  7. Ursoniu S, Sahebkar A, Serban MC, Banach M; Lipid and Blood Pressure Meta-analysis Collaboration Group. The impact of argan oil on plasma lipids in humans: Systematic review and meta-analysis of randomized controlled trials. Phytother Res. 2018;32(3):377-383. doi:10.1002/ptr.5959

  8. Essouiri J, Harzy T, Benaicha N, Errasfa M, Abourazzak FE. Effectiveness of Argan Oil Consumption on Knee Osteoarthritis Symptoms: A Randomized Controlled Clinical Trial. Curr Rheumatol Rev. 2017;13(3):231-235. doi:10.2174/1573397113666170710123031

  9. Berraaouan A, Abid S, Bnouham M. Antidiabetic oilsCurr Diabetes Rev. 2013;9(6):499-505. doi:10.2174/15733998113096660081

  10. Essouiri J, Abourazzak FE, Lazrak F, et al. Efficacy of Argane Oil on Metabolic Syndrome in a Moroccan Knee Osteoarthritis Population. Curr Rheumatol Rev. 2018;14(1):84-88. doi:10.2174/1573397112666161205103009

  11. Bourdel-Marchasson I, Ostan R, Regueme SC, et al. Quality of Life: Psychological Symptoms-Effects of a 2-Month Healthy Diet and Nutraceutical Intervention; A Randomized, Open-Label Intervention Trial (RISTOMED). Nutrients. 2020;12(3):800. Published 2020 Mar 18. doi:10.3390/nu12030800

  12. Er R, Aydın B, Şekeroğlu V, Atlı Şekeroğlu Z. Protective effect of Argan oil on mitochondrial function and oxidative stress against acrylamide-induced liver and kidney injury in ratsBiomarkers. 2020;25(6):458-467. doi:10.1080/1354750X.2020.1797877
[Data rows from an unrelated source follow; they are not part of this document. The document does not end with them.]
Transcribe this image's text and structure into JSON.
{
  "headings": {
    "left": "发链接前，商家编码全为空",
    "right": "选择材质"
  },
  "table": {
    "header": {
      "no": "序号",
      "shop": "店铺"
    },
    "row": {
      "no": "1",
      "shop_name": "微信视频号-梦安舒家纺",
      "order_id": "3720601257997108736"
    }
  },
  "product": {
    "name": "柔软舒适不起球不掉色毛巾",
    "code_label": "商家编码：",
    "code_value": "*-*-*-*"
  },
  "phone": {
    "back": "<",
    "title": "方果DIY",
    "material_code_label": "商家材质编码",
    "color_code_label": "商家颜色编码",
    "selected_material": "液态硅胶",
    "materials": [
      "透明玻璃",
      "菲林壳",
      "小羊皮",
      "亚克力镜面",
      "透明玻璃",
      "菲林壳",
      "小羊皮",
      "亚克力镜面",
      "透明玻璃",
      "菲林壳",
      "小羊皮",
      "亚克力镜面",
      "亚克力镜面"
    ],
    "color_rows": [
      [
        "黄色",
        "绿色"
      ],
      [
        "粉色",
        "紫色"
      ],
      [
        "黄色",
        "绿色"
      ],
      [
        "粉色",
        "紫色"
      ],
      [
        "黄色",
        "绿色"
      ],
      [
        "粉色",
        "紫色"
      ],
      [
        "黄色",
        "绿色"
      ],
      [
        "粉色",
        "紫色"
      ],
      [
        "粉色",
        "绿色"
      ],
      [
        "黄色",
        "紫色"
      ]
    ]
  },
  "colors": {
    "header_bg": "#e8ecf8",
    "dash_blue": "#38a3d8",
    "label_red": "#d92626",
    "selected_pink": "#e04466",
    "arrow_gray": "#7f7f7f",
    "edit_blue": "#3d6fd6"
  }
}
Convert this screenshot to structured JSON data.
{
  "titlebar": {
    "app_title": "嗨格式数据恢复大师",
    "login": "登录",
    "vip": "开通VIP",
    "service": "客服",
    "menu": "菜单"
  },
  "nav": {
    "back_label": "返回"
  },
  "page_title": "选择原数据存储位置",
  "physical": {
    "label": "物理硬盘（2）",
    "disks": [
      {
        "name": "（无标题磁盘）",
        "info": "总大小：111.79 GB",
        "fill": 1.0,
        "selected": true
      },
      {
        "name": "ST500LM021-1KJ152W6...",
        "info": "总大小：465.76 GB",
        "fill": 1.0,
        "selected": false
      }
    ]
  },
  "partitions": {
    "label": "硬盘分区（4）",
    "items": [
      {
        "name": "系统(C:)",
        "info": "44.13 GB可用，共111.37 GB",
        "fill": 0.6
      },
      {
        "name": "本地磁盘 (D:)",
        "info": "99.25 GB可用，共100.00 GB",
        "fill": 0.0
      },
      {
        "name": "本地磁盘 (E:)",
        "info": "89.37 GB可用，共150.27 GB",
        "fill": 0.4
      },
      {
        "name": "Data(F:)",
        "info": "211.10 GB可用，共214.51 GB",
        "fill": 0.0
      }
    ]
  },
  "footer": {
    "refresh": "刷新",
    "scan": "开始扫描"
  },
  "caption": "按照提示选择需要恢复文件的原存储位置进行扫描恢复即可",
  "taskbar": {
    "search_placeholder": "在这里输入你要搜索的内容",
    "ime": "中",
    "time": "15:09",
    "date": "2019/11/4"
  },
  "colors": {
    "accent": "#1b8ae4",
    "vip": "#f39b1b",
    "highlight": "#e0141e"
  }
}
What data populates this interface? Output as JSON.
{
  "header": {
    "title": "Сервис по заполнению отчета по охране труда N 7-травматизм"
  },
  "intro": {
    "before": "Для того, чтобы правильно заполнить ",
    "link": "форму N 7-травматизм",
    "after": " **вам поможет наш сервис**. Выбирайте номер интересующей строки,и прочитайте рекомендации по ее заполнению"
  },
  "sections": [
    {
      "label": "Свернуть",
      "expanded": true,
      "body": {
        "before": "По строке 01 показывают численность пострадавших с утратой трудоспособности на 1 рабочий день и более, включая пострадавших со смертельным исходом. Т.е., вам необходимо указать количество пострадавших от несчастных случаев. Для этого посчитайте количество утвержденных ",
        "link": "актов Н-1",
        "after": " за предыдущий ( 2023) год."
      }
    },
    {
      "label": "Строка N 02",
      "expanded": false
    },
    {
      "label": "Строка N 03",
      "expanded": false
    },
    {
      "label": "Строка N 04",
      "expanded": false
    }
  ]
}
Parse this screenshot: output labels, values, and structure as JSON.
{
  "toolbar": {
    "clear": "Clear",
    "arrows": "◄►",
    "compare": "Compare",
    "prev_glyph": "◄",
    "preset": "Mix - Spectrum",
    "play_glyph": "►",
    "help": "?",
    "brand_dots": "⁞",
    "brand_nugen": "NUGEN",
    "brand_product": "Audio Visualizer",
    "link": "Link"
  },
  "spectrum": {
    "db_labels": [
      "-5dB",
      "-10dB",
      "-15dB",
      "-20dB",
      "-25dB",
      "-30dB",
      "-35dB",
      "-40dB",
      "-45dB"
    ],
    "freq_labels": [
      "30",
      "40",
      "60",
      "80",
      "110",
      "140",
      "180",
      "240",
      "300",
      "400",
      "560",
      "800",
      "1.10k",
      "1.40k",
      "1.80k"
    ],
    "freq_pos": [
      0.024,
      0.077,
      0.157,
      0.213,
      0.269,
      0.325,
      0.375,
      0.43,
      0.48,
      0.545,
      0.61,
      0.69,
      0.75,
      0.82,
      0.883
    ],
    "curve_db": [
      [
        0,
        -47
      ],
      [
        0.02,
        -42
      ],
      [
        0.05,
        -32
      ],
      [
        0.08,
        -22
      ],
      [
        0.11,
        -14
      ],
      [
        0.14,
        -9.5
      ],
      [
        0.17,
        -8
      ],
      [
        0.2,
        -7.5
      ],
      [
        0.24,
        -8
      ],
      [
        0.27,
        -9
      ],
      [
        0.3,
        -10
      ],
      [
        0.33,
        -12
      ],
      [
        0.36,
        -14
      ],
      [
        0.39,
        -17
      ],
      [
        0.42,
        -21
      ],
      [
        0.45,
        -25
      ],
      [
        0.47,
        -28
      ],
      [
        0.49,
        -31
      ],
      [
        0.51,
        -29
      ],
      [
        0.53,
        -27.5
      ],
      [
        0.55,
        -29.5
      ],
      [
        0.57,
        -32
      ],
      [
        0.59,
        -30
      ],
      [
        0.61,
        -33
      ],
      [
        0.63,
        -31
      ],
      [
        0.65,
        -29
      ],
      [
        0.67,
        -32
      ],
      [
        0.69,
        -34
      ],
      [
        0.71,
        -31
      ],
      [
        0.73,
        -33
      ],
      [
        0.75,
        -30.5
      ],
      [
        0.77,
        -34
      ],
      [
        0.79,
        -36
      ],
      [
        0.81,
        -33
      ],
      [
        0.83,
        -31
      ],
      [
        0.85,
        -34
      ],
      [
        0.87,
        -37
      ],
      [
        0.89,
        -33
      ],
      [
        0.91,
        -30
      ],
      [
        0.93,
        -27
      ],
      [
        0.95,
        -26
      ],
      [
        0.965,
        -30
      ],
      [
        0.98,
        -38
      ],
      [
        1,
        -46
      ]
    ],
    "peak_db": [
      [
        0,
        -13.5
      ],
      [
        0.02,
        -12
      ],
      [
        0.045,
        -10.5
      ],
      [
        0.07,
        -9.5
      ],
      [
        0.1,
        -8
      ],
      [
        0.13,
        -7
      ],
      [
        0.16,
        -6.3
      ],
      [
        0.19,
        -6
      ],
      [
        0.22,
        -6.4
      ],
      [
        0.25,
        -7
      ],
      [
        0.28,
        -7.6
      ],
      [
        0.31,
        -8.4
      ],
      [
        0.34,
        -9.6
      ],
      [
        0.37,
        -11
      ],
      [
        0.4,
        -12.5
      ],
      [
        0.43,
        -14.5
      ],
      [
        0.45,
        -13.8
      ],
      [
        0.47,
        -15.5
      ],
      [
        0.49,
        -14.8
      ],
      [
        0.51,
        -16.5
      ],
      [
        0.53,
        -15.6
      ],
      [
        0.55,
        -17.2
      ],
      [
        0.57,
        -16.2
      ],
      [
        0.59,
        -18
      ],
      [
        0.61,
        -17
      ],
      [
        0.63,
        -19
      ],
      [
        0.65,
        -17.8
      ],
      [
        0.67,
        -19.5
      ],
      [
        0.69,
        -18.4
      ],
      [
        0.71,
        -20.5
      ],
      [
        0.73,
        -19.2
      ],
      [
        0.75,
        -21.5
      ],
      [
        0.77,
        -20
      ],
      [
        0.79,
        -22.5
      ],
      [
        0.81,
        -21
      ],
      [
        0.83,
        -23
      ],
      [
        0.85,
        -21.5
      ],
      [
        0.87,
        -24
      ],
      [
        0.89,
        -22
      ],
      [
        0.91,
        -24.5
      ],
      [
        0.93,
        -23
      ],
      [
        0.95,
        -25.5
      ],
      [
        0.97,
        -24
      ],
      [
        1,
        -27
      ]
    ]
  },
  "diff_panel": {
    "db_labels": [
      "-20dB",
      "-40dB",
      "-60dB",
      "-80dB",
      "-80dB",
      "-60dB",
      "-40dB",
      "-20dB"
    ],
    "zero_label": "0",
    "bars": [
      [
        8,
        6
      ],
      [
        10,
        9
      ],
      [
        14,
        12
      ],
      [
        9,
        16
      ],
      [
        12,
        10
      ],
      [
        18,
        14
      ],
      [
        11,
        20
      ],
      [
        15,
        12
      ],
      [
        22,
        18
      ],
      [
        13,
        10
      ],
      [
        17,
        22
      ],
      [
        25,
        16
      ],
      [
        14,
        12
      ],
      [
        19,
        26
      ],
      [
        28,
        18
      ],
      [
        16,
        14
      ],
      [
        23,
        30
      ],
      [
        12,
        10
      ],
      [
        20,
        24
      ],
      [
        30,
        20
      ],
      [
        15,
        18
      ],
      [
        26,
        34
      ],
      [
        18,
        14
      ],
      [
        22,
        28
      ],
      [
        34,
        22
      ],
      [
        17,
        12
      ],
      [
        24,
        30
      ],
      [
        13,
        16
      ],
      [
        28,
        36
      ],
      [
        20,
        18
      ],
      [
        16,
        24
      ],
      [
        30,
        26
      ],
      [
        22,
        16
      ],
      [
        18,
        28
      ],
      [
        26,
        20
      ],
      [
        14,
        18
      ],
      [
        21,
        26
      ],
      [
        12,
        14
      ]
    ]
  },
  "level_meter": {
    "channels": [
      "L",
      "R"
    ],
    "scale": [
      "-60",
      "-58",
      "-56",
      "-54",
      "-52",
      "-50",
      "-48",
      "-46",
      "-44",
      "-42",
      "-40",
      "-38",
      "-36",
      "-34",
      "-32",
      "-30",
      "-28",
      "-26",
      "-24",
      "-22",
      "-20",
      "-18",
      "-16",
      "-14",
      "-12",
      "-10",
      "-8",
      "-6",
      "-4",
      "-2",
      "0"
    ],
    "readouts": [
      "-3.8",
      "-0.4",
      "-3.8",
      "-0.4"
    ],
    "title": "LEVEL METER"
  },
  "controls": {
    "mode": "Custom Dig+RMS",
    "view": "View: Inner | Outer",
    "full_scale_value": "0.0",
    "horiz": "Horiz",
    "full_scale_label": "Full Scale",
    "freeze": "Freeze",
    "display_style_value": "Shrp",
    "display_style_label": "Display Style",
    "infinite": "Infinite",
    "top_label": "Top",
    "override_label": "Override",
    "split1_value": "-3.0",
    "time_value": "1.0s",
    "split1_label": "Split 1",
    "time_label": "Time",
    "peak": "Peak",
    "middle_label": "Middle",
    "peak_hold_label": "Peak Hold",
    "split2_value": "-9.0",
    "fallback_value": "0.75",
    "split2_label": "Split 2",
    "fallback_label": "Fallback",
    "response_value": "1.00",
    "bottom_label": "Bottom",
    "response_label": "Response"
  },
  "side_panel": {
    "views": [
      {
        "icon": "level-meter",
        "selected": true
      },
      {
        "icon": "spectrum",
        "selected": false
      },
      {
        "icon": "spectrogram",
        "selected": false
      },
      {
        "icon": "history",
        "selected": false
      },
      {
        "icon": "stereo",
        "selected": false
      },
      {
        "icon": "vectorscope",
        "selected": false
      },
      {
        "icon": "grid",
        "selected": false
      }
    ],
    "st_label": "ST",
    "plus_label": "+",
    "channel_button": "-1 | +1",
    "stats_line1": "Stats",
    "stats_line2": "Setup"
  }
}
  13. Monfalouti HE, Guillaume D, Denhez C, Charrouf Z. Therapeutic potential of argan oil: a review. Journal of Pharmacy and Pharmacology. 2010;62(12):1669-1675. doi:10.1111/j.2042-7158.2010.01190.x

  14. Veraldi S, Mascagni P, Tosi D, Brena M. Allergic Contact Dermatitis Caused by Argan Oil. Dermatitis. 2016;27(6):391. doi:10.1097/DER.0000000000000228.

  15. American Academy of Dermatology. How to control oily skin.

  16. Gharby S, Charrouf Z. Argan Oil: Chemical Composition, Extraction Process, and Quality Control. Front Nutr. 2022;8:804587. doi:10.3389/fnut.2021.804587

  17. Mendonça CR, Noll M, Castro MCR, Silveira EA. Effects of Nutritional Interventions in the Control of Musculoskeletal Pain: An Integrative Review. Nutrients. 2020;12(10):3075. Published 2020 Oct 9. doi:10.3390/nu12103075

  18. Phong C, Lee V, Yale K, Sung C, Mesinkovska N. Coconut, Castor, and Argan Oil for Hair in Skin of Color Patients: A Systematic Review. J Drugs Dermatol. 2022;21(7):751-757. doi:10.36849/JDD.6972

  19. Bogdan C, Moldovan ML, Man IM, Crișan M. Preliminary study on the development of an antistretch marks water-in-oil cream: ultrasound assessment, texture analysis, and sensory analysis. Clin Cosmet Investig Dermatol. 2016;9:249-255. doi:10.2147/CCID.S107298

Additional Reading

By Megan Nunn, PharmD
Megan Nunn, PharmD, is a community pharmacist in Tennessee with over twelve years of experience in medication counseling and immunization.